The 50-move rule is particularly relevant when only a king is left on the board.

Since the king is unable to capture any pieces, and pawns cannot move, it is crucial to understand the limitations imposed by this rule.

### Example

Imagine a scenario where both players have only a king remaining, and no captures or pawn moves have occurred for the last 50 moves.

According to the 50-move rule, either player can claim a draw.

This rule ensures that the game does not continue indefinitely without any progress or decisive moves.

## FAQs – How Many Moves in Chess When Only a King Is Left? (Explaining Stalemates and the 50 Move Rule)

### 1. Can a king move anywhere on the board?

A king can only move one square in any direction: horizontally, vertically, or diagonally.

So yes, it can move to anywhere on the board as long as it takes them to get there.

It also cannot move to a square where it can be captured.

### 2. Can a king capture other pieces?

Yes, a king can capture other pieces by moving to a square occupied by an opponent’s piece.

However, in the scenario where only a king is left on the board, there are no pieces to capture.

### 3. What happens if a king is in checkmate?

If a king is in checkmate, the game ends, and the player whose king is checkmated loses.

Checkmate occurs when a player’s king is under attack and has no legal moves to escape capture.

### 4. Can a stalemate occur with more than just a king on the board?

Yes, a stalemate can occur with more than just a king on the board.

It can happen when a player’s king is not in check, but they have no legal moves to make with any of their pieces.

### 5. Can a stalemate be avoided when only a king is left?

Yes, a stalemate can be avoided when only a king is left by ensuring that the king always has at least one legal move available.

This requires careful maneuvering and avoiding positions where the king has no escape.

### 6. How does the 50-move rule affect games with only a king left?

The 50-move rule can lead to a draw in games with only a king left if no captures or pawn moves have occurred in the last 50 moves.

This rule prevents games from dragging on indefinitely without any progress.

### 7. Can the 50-move rule be overridden in certain situations?

No, the 50-move rule is a standard regulation in chess and cannot be overridden.
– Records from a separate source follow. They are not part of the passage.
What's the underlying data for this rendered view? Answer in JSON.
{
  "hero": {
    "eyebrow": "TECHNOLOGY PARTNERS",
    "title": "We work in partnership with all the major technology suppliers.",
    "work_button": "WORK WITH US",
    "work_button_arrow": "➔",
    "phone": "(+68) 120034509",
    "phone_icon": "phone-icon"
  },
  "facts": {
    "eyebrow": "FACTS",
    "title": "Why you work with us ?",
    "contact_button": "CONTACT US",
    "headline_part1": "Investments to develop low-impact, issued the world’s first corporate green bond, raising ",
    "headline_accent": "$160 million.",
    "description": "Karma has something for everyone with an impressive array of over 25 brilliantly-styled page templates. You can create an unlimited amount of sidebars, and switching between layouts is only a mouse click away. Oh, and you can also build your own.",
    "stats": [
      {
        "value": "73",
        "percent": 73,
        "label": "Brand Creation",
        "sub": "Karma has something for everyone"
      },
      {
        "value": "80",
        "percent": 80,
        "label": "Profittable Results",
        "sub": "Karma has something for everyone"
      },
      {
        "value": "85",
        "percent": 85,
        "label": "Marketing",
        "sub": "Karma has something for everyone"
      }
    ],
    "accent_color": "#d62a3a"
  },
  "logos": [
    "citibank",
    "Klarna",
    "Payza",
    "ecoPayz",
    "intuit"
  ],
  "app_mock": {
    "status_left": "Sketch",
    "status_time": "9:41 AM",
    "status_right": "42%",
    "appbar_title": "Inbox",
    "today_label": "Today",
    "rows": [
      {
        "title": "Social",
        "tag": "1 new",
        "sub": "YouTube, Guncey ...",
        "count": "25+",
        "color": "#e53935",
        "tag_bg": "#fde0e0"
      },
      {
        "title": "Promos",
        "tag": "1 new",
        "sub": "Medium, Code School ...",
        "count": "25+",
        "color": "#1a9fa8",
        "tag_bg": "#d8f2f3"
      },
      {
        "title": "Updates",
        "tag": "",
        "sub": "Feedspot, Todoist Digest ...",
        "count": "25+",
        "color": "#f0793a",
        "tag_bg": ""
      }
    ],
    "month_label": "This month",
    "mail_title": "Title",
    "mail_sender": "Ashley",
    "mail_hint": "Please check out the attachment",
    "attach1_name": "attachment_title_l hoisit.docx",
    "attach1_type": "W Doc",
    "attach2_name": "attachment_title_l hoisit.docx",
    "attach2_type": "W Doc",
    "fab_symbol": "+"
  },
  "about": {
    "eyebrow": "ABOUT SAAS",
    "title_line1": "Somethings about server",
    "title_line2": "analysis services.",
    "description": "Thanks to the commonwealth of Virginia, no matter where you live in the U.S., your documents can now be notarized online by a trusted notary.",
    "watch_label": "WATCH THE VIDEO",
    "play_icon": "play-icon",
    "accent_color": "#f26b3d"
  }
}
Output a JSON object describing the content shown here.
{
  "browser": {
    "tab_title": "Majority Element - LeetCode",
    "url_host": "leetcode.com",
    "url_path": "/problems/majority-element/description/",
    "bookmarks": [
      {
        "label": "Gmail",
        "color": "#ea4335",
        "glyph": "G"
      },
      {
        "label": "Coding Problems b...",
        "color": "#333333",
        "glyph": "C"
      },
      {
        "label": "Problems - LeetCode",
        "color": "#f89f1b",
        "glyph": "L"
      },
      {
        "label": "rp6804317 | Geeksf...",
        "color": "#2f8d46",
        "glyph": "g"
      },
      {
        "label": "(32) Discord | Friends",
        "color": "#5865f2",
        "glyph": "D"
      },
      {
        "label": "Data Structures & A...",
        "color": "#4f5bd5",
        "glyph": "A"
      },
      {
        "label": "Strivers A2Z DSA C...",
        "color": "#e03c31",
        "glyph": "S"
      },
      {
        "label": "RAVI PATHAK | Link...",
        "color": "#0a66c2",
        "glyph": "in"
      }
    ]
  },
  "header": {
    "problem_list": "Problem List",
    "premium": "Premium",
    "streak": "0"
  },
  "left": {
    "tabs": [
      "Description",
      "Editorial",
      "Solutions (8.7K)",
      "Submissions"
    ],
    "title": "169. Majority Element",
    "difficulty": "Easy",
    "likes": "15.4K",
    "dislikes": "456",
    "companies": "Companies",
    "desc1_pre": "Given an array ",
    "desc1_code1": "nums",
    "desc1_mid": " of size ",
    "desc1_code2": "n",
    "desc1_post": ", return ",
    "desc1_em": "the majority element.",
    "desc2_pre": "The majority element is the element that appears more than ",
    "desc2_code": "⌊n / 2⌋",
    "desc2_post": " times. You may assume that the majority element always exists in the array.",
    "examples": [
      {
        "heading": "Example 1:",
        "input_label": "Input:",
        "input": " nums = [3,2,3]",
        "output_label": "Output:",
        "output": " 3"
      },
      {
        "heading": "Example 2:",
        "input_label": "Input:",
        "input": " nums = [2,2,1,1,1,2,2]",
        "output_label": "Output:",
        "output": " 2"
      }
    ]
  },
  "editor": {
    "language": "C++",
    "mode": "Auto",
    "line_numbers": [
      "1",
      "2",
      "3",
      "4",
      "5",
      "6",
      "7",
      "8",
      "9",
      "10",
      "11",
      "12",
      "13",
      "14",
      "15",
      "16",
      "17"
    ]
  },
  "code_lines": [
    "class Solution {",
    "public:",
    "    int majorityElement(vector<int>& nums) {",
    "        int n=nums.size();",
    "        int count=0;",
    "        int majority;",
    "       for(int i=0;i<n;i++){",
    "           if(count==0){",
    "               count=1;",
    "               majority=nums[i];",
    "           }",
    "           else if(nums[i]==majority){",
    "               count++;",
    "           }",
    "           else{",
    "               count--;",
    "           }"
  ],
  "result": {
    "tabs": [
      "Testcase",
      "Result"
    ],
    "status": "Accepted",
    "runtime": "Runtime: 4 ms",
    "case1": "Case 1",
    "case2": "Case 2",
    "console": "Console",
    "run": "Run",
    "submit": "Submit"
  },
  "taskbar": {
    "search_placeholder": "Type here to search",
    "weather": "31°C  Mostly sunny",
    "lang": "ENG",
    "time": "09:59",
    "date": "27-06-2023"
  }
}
It applies to all games, regardless of the number of pieces left on the board.

### 8. Is there a way to force a checkmate with only a king?

No, it is not possible to force a checkmate with only a king.

Checkmate requires coordination between multiple pieces to trap the opponent’s king, which is not possible with just one king.

### 9. Can a player claim a draw if they are in a losing position with only a king left?

No, a player cannot claim a draw solely based on being in a losing position with only a king left.

The game continues until checkmate, stalemate, or the 50-move rule comes into effect.

It’s for this reason that chess games aren’t infinite, though there are still more theoretical chess positions than atoms in the universe, represented as the Shannon number, of about 10^120.

### 10. Are stalemates and the 50-move rule commonly encountered in professional chess games?

Stalemates and the 50-move rule are relatively rare in professional chess games.

They are more likely to occur in amateur or casual games where players may not be as experienced or skilled.

## Summary – How Many Moves in Chess When Only a King Is Left?

When only a king is left on the chessboard, the number of moves that can be made is limited.

Stalemates can occur when a player’s king has no legal moves but is not in check.

The game ends in a draw in such cases.

The 50-move rule, on the other hand, allows for a draw to be claimed if no captures or pawn moves have occurred in the last 50 moves.

This rule prevents games from dragging on indefinitely without any progress.

Understanding these concepts is essential for chess players to navigate endgame scenarios effectively and make informed decisions.